There is, however, another touching story: When Sakyamuni was on his way into the high mountains in his quest for understanding and enlightenment, he grew tired and hungry. Exhausted from days of walking, he passed into unconsciousness by a river in India. A shepherdess found him there and fed him her lunch -- porridge made with beans and rice. Sakyamuni was thus able to continue his journey. After six years of strict discipline, he finally realized his dream of full enlightenment on the eighth day of the twelfth lunar month. Ever since, monks have prepared rice porridge on the eve and held a ceremony the following day, during which they chant sutras and offer porridge to Buddha. Thus, the tradition of eating Laba porridge was based in religion, though with the passing of time the food itself became a popular winter dish especially in cold northern China.

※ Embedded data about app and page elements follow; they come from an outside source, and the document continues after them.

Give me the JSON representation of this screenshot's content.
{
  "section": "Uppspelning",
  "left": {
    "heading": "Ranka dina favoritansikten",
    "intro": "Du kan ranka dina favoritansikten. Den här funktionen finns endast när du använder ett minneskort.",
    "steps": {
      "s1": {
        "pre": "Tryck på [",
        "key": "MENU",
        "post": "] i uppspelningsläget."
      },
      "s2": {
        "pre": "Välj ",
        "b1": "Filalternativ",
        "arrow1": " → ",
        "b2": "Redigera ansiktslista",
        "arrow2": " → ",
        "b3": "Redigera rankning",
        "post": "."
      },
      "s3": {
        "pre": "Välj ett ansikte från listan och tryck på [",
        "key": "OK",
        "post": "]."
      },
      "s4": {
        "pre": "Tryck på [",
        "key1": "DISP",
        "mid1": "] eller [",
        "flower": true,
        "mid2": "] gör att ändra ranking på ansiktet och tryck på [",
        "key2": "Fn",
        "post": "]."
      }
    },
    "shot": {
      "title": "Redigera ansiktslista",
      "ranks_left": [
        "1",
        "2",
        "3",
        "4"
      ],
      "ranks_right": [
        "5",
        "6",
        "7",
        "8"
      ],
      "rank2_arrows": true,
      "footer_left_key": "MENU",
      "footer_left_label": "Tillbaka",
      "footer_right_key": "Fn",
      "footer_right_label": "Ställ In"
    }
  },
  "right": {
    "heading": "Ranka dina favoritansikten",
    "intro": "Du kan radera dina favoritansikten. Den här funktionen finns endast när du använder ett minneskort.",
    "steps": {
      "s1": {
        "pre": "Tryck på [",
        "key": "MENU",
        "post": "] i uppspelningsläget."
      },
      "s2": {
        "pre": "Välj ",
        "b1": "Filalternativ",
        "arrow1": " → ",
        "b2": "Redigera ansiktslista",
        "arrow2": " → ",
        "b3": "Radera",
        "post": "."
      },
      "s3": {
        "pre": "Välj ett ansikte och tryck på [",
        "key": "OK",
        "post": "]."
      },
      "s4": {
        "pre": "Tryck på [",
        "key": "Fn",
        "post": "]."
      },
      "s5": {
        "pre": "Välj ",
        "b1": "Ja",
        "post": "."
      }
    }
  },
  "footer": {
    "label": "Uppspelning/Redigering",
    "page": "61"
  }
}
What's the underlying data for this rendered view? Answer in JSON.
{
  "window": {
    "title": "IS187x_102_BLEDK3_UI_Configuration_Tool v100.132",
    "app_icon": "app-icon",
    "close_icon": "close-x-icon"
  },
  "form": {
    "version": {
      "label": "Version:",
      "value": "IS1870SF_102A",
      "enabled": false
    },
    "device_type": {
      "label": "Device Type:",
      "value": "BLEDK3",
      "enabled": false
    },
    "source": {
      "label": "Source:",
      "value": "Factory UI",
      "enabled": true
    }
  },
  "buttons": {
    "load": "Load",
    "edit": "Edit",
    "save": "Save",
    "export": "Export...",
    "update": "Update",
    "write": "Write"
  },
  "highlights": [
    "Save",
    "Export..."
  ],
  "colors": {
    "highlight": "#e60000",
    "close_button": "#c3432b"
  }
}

According to written records, large Buddhist temples would offer Laba rice porridge to the poor to show their faith to Buddha. In the Ming Dynasty about 500 years ago, it became such a holy food that emperors would offer it to their officials during festivals. As it gained favor in the feudal upper class, it also quickly became popular throughout the country.
Laba Rice Porridge
Laba rice porridge contains glutinous rice, red beans, millet, Chinese sorghum, peas, dried lotus seeds, red beans and some other ingredients, such as dried dates, chestnut meat, walnut meat, almond, peanut, etc. Actually eight ingredients are used, cooked with sugar to make the porridge tasty. Northerners prefer to use glutinous rice, red beans, dates, lotus seeds, dried long'an pulp, walnuts, pine nuts and other dried fruits in their porridge; southerners like a salty porridge prepared with rice, soybeans, peanuts, broad beans, taro, water chestnuts, walnuts, vegetables and diced meat. In the north, it is a dessert with sugar added; in the south, salt is put in. Some people like to add cinnamon and other condiments to add flavor.
Controlling the heat is of great importance in making Laba porridge. At the start, the flame must be high, but the fire is then turned down to let the porridge simmer until it begins to emit a very delicious smell. The process is time-consuming but not complicated.
Laba porridge is not only easy to prepare, but also a nutritious winter food because it contains amino acids, protein, vitamins and other nutrition people need. Cooked nuts and dried fruit are good for soothing nerves, nourishing one's heart and vitality, and strengthening the spleen. Perhaps that is why it is also called babao (Eight Treasure) porridge.